Preserved in Brooklyn Historical Society’s collections is a wax audio cylinder from 1927 with a big story to tell.
Intent listeners will just make out the soft voice of a woman identified as “Mrs. Hunt.” She thanks the congregation of Plymouth Church for inviting her to Brooklyn Heights to celebrate “the memory of one whose name always seems to me to be the complement of Plymouth Church, Brooklyn, the Rev. Henry Ward Beecher.”
Although a somewhat obscure figure today, Mrs. Hunt, (also known as Sally Maria Diggs, Rose Ward, and, troublingly, “Pinky,” throughout her life), shared a unique connection to Beecher. Her story reveals intriguing details about slavery and freedom, abolitionism, and the complex legacy of racism in nineteenth-century Brooklyn and the United States.

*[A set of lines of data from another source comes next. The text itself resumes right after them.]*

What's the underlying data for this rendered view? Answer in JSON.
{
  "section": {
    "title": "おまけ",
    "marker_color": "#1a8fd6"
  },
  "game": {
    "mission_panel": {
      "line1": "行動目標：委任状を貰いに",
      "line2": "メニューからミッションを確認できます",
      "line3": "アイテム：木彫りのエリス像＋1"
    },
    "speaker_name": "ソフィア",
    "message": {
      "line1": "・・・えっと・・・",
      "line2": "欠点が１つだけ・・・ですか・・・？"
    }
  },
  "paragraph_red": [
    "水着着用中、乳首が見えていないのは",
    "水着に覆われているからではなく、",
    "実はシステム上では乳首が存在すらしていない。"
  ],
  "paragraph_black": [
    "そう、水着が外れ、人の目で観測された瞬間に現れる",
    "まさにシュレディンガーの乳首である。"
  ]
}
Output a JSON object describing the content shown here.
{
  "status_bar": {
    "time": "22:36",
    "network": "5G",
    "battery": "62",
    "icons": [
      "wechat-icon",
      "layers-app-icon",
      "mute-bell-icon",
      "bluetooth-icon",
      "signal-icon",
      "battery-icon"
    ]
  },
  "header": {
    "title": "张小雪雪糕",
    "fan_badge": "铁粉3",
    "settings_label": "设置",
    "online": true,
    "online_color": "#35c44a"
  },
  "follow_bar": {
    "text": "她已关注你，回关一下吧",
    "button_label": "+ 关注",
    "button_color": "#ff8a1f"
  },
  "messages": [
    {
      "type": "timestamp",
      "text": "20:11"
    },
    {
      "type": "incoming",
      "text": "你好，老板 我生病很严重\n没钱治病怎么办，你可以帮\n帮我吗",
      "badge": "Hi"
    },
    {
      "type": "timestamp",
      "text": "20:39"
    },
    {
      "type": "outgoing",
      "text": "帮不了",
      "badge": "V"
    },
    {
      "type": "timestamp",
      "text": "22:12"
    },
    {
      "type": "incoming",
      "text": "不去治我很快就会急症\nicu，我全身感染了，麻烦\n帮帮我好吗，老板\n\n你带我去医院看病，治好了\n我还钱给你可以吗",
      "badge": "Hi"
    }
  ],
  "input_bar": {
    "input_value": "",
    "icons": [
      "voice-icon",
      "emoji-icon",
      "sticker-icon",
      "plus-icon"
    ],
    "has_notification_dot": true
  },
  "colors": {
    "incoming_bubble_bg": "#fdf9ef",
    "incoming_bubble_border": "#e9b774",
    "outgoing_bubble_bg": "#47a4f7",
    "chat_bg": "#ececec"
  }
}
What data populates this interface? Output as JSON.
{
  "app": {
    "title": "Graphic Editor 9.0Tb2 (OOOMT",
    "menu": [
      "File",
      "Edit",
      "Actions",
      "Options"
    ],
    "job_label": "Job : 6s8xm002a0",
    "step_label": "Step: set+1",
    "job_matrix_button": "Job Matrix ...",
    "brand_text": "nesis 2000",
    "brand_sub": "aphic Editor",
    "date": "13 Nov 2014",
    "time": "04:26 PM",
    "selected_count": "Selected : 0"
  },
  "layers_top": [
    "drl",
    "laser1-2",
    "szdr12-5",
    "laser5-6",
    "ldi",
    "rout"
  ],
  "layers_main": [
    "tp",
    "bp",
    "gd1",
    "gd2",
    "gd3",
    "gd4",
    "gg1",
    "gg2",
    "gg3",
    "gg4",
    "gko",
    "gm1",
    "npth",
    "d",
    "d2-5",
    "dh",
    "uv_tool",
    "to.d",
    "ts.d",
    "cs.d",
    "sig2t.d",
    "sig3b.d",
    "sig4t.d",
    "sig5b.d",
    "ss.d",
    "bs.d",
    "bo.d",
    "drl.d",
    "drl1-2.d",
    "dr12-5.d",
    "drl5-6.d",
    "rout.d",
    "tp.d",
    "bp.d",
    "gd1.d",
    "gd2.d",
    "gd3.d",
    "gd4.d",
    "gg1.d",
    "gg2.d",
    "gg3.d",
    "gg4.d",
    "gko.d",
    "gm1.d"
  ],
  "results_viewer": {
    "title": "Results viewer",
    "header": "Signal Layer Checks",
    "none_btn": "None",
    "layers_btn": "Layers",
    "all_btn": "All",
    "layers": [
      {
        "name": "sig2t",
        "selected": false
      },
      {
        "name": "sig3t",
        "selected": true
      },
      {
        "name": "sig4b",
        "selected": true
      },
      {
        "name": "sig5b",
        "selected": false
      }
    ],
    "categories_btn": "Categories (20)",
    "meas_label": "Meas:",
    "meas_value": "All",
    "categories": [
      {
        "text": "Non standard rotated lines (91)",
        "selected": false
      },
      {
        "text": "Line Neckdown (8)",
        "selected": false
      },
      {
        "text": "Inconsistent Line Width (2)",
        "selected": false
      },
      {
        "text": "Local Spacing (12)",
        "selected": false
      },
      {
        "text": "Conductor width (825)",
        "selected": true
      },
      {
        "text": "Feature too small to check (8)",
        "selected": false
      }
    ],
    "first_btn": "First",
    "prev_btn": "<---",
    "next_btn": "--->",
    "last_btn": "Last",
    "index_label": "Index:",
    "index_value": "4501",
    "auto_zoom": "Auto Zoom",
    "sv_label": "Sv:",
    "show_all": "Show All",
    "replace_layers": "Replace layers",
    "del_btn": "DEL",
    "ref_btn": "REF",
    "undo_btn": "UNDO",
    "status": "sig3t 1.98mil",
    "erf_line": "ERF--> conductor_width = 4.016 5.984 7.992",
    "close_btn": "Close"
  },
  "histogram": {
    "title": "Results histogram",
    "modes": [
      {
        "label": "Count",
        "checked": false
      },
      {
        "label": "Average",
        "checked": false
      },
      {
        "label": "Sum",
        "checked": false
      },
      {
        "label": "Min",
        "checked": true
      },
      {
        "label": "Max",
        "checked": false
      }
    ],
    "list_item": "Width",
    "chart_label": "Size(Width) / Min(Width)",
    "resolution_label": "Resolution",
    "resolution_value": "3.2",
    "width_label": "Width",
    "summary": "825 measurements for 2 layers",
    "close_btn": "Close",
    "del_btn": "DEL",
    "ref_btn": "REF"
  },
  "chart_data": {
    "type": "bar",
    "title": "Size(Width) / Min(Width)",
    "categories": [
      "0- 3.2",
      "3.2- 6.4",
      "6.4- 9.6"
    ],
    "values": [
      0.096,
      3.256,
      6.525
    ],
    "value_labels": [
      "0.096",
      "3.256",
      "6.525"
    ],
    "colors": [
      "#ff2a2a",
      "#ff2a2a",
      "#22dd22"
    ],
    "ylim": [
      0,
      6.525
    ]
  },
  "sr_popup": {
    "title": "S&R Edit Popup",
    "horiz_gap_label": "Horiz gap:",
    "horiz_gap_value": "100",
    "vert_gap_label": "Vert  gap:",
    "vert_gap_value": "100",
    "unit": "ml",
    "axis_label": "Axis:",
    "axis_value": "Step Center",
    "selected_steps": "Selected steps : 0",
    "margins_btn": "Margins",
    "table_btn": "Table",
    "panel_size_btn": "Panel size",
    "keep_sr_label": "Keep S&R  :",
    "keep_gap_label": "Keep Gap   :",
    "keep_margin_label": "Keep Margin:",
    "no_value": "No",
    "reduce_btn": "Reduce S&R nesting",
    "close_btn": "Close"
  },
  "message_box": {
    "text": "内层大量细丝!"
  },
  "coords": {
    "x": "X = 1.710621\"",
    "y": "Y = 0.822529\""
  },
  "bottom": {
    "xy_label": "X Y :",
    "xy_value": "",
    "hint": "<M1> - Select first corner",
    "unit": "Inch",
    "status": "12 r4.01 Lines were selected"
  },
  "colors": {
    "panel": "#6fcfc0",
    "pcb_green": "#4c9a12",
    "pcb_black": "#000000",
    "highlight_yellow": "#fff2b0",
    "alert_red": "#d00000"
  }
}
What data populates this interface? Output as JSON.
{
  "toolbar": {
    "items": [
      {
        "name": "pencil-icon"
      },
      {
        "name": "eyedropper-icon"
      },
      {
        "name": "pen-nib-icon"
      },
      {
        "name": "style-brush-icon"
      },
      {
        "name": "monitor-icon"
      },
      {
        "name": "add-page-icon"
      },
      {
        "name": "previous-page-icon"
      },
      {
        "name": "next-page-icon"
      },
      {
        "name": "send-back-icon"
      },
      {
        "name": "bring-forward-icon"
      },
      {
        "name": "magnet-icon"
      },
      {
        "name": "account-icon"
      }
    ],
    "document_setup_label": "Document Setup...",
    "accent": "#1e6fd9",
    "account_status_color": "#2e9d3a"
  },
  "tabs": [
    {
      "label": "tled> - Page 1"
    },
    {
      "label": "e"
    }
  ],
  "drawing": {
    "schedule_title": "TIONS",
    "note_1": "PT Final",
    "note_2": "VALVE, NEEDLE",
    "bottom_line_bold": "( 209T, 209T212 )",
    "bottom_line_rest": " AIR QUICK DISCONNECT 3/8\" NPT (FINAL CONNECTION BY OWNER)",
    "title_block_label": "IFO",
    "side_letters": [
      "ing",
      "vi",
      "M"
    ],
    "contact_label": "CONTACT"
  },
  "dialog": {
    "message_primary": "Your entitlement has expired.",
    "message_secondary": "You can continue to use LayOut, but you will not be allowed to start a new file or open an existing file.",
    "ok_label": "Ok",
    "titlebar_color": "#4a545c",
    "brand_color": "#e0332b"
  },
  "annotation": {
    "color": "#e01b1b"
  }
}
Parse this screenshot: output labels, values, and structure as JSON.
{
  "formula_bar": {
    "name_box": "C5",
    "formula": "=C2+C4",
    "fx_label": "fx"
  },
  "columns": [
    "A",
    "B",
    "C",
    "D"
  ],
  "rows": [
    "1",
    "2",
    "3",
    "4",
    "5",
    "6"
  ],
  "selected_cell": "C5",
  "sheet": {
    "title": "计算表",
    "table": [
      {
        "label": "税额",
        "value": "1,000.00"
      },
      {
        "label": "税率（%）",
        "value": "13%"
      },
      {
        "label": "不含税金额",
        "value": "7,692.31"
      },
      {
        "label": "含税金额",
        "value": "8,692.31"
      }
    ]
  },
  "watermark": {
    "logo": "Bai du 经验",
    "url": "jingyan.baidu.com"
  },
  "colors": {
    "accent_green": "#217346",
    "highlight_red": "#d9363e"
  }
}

Beecher was one of the most famous (or infamous) Brooklynites of the nineteenth century. The son of prominent Presbyterian minister Lyman Beecher and brother to Uncle Tom’s Cabin author Harriet Beecher Stowe, Henry Ward quickly made a name for himself when he moved to Brooklyn in 1847.
His theatrical and relatable preaching style made him incredibly popular with the public. He was also a vocal advocate for the abolition of slavery – one of the most central and divisive issues that shaped American politics and society.
In 1848, in order to promote awareness of the cruelties of slavery, Beecher began holding mock “slave auctions” at Plymouth Church. These auctions were essentially fundraisers that co-opted the format of the auction block to reveal the visceral horrors of slavery to his congregants. Always featuring young, typically light-skinned, enslaved women and girls, these spectacles allowed Beecher to loudly lambast American slavery while raising money to purchase the freedom of these enslaved women.
This is where Mrs. Hunt comes in. In 1860, she was a nine-year-old enslaved child from just outside Washington D.C. named Sally Maria Diggs, chosen by Beecher as the next beneficiary of one of his auctions. A surviving bill of sale in Brooklyn Historical Society’s collections shows that the Reverend John Falkner Blake of Alexandria, Virginia purchased Diggs from her enslaver, John C. Cook, for nine hundred dollars. It was Blake who brought Diggs to Beecher’s attention. The funds that Beecher’s congregation raised went to Blake in exchange for his manumitting the young girl.
Although Beecher’s auctions were steeped in abolitionist ideals and goals, they were nevertheless a product of his era’s racist status quo, one built upon social and scientific prejudices regarding skin color. Beecher’s selection of light-skinned enslaved women was purposeful. By featuring young girls with complexions close to those of his white congregants, Beecher garnered sympathy and support for abolition while still buying into racist beliefs centered on the spectrum of blackness. Even Sally Maria Diggs’ nickname “Pinky” by its very nature was racist, elevating Digg’s perceived social value based entirely on her skin shade.
For Diggs herself, the auction was a significant but complex moment in her life. Although Beecher’s congregation raised more than $1,000 dollars to secure her freedom from slavery, this only occurred after her mother and sisters were sold South by Cook, separating them forever. During her “sale,” Beecher also christened Diggs with a new name, Rose Ward, combining a part of his name with that of one of his parishioners, Rose Terry, who contributed a ring to the collection to purchase the young girl’s freedom.
Although this act stripped her of her previous identity, Rose Ward persevered in her new life with her new name. After the auction, she returned to Washington DC with her grandmother, Chloe Diggs, where she worked as a seamstress before attending Howard University. While in college she met her husband James Hunt, taking his name and raising a family.
Rose’s return to Plymouth Church for its 80th anniversary celebration stirred great interest, but some locals were disappointed by her scant recollections of the mock auction. Local newspapers noted that she admitted to having few memories of Beecher, only that he had removed a comb from her head and told her to “never wear anything in your hair that God did not put there.” Glorifying the generosity of the Plymouth Church congregation, headlines reduced Mrs. Hunt to “Pinky” and dismissed the trauma of this event in her life.
Rose Ward Hunt passed away in 1928, just a year after her Brooklyn visit. Her voice, however, preserved in the BHS collection, survives, a reminder to future generations that Brooklyn was a key battleground in the complex negotiation of slavery and racism in America.
The wax cylinder is part of the Plymouth Church of the Pilgrims and Henry Ward Beecher collection, ARC .212. For more information, please see our finding aid here or visit the Plymouth Church of the Pilgrim’s webpage here. Digitization of the Rose Ward Hunt Wax Cylinder was generously funded by Marj and Bill Coleman.